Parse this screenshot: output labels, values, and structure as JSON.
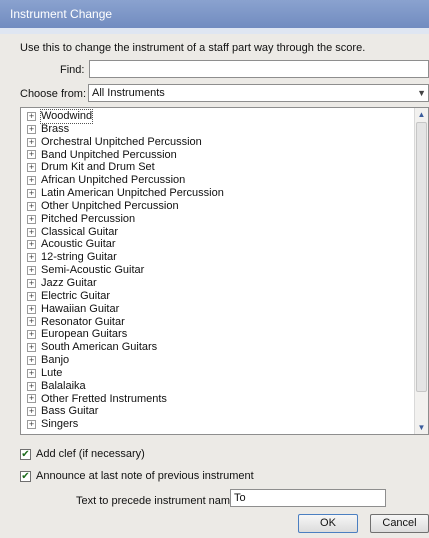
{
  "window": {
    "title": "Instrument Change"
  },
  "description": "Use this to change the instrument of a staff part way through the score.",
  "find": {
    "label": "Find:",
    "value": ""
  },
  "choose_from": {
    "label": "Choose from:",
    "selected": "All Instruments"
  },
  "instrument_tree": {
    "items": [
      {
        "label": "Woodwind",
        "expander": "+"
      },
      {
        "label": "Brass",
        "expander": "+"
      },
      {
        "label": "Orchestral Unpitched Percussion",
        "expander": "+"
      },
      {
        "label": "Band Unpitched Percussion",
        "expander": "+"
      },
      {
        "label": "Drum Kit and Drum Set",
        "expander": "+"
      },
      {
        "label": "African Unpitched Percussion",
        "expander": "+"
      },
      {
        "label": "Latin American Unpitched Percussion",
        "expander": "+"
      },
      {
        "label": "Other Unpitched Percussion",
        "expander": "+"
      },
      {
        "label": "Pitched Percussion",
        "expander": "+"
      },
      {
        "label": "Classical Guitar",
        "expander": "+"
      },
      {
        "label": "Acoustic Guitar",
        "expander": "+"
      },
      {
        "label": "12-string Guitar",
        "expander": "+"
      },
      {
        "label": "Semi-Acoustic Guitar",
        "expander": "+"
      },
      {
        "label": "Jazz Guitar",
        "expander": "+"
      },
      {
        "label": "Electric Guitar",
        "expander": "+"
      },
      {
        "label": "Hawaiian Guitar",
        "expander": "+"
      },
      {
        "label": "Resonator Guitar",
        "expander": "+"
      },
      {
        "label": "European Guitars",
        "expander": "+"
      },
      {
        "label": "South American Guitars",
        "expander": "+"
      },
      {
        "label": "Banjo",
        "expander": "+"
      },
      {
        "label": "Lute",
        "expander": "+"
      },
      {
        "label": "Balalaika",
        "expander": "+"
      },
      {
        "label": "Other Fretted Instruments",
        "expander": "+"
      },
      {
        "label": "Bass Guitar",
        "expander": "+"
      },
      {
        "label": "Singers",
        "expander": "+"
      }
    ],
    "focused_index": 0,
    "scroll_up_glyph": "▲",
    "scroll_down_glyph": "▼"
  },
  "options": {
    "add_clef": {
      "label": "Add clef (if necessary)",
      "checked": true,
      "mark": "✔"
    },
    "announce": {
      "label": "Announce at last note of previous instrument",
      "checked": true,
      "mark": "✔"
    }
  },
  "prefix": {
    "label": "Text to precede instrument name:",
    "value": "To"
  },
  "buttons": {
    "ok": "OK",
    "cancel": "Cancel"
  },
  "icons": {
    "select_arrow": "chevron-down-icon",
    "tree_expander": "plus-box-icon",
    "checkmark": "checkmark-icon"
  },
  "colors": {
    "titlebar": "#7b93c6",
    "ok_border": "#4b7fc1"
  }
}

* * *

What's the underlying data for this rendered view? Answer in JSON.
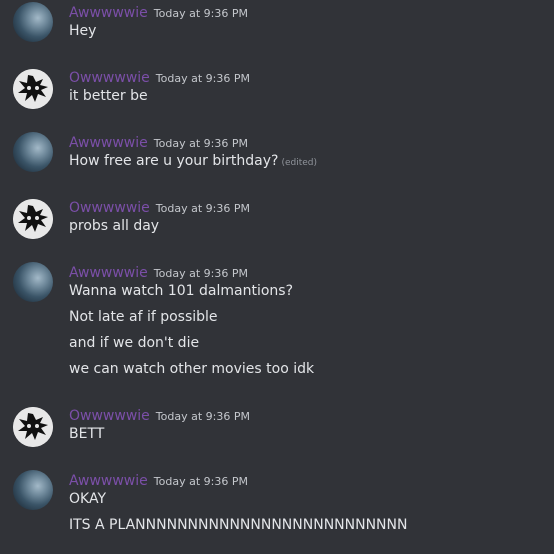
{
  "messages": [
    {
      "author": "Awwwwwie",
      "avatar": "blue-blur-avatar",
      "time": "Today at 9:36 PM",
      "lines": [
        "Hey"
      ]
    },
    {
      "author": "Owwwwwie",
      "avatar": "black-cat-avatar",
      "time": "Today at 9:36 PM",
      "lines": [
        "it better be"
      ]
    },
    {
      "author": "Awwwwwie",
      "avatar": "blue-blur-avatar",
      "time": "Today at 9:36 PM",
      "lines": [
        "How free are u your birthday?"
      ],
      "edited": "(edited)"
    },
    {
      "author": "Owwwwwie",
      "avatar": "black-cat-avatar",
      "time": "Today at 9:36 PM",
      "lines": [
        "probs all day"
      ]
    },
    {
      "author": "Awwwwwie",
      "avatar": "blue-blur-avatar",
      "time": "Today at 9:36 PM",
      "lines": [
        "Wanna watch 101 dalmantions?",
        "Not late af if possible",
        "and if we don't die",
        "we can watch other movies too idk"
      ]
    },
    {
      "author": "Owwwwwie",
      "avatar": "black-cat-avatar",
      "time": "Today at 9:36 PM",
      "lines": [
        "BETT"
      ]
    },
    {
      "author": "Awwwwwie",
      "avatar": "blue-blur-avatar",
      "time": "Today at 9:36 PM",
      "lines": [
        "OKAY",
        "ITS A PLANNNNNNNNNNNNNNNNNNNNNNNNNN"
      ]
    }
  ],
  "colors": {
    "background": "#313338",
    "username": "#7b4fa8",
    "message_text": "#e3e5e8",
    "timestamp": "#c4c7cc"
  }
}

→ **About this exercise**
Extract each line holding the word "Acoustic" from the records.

→ **Result**
        "label": "Acoustic Guitar",
        "label": "Semi-Acoustic Guitar",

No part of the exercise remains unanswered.